There also were 6 invalid votes lacking the voting contribution.
The funds received before subtraction of any fees amounted to 38 EUR, 77 GBP, and 353.62 PLN.
Klak said, “I would also like to thank Claire Brialey and Fionna O’Sullivan who helped me with starting the fund. I also want to express my gratitude to everyone who supported me and EFF till now. If not for the League of Fan Funds, Administrators of TAFF and GUFF, Konflikt Eurocon Team and many fans who donated money and items for the Fan Funds we would not be able to have this race. Please accept my deepest gratitude.”
The Harp That Once or Twice, a collection of columns by renowned Irish fanwriter Walt Willis, has been added to the Trans-Atlantic Fan Fund’s library of free downloads. If you enjoy it, a donation to TAFF is a fine way to express your appreciation. All are available in several electronic formats.
“The Harp That Once or Twice” was Walt Willis’s famous column that ran from 1951 to 1969 in four different fanzines: Quandry, Oopsla!, Warhoon and Quark in that order, plus a final return to Warhoon. There were 44 installments, all collected here with the exception of two entire columns and a number of shorter segments within columns that formed part of the serialization of his 1952 US trip report, separately collected as the TAFF ebook The Harp Stateside.
First published as an Ansible Editions ebook for the TAFF site in March 2023. Cover artwork by Atom (Arthur Thomson) for Cry of the Nameless 164 (November 1962). 95,000 words.
From the Introduction
The harp that once through Tara’s halls The soul of music shed, Now hangs as mute on Tara’s walls As if that soul were fled. – Thomas Moore, Irish Melodies
Only the harp. Lovely. Gold glowering light. Girl touched it. Poop of a lovely. Gravy’s rather good fit for a. Golden ship. Erin. The harp that once or twice. – James Joyce, Ulysses

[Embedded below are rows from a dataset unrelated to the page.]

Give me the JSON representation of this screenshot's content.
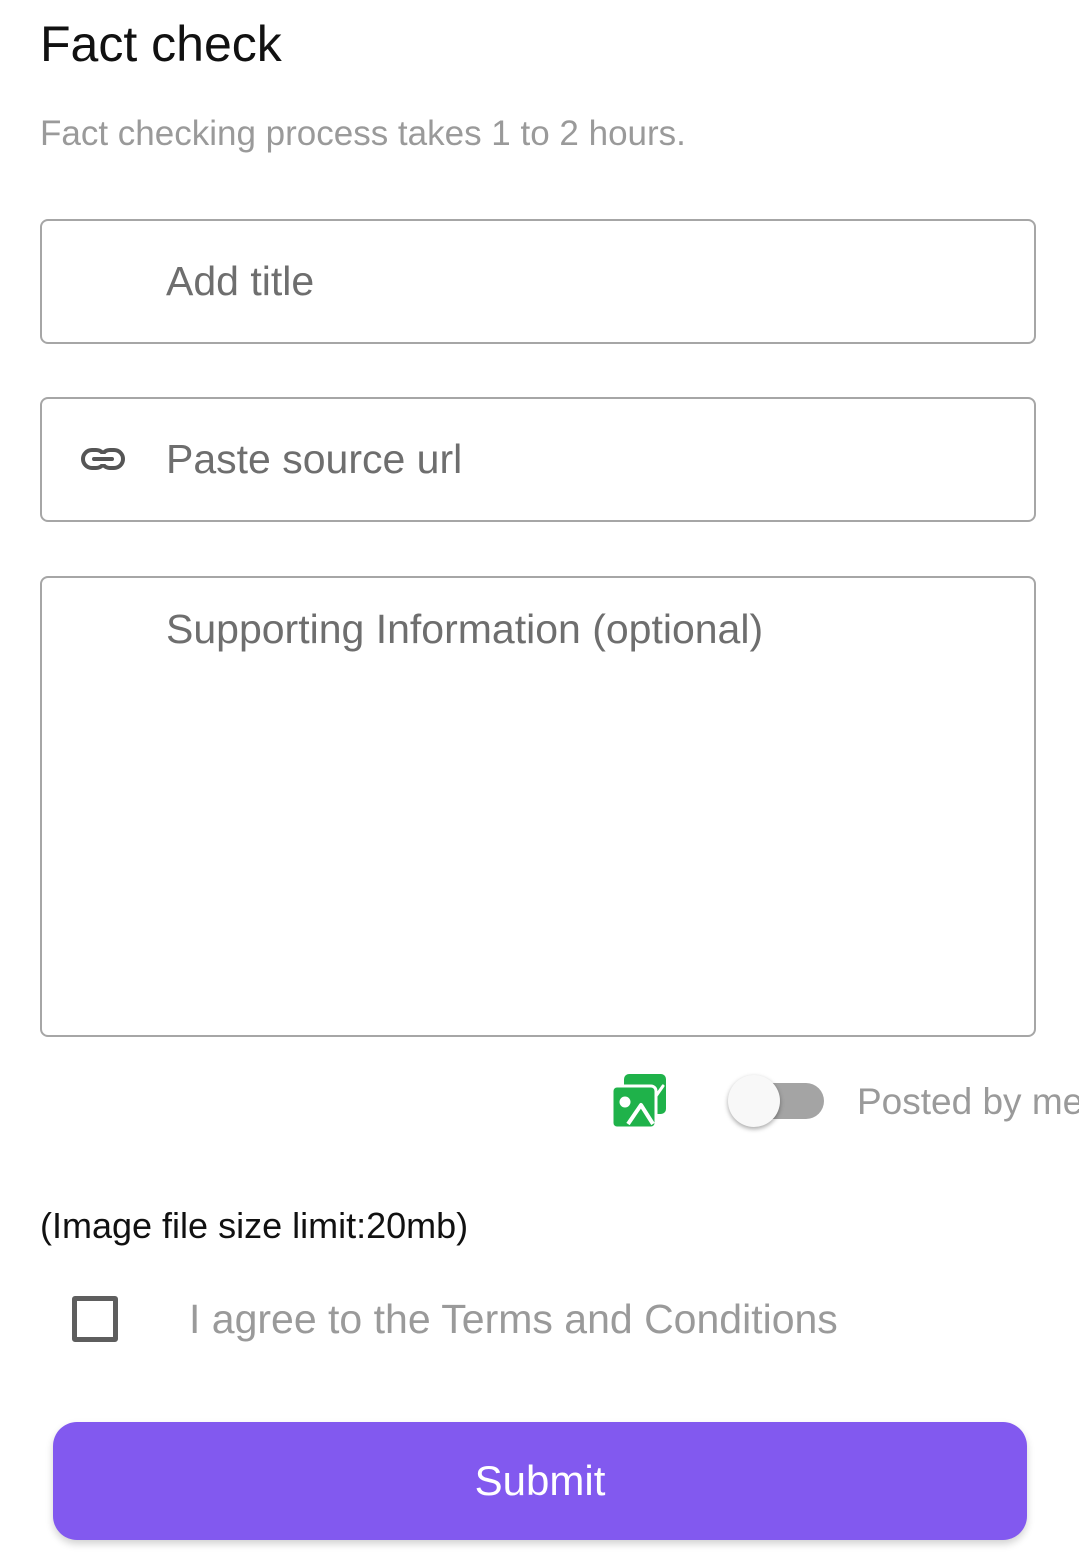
{
  "header": {
    "title": "Fact check",
    "subtitle": "Fact checking process takes 1 to 2 hours."
  },
  "form": {
    "title_placeholder": "Add title",
    "url_placeholder": "Paste source url",
    "info_placeholder": "Supporting Information (optional)",
    "url_icon": "link-icon",
    "image_icon": "image-gallery-icon",
    "toggle_label": "Posted by me",
    "toggle_on": false,
    "size_limit_note": "(Image file size limit:20mb)",
    "terms_label": "I agree to the Terms and Conditions",
    "terms_checked": false,
    "submit_label": "Submit"
  },
  "colors": {
    "accent": "#8259ef",
    "image_icon": "#1fb24a",
    "muted_text": "#9a9a9a",
    "border": "#a6a6a6"
  }
}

This ebook collects almost every instalment of Walt Willis’s legendary fanzine column “The Harp that Once or Twice”. These columns were widely appreciated for their insight into science fiction and science fiction fandom; for genially engaging humour in strong contrast with the rare intervals of deadly seriousness (such as the polemic on Heinlein and Starship Troopers in the twenty-eighth instalment); for cunningly crafted puns that sometimes didn’t detonate until a second or third reading; and for broad erudition modestly and entertainingly presented. (The learned Instalment 43, “The Rats that Ate the Railroad”, was incorporated almost unchanged into Walt’s professionally published 1969 book about his country, The Improbable Irish as by Walter Bryan.) There has been nothing quite like them in fanzines, before or since. They remain eminently readable today.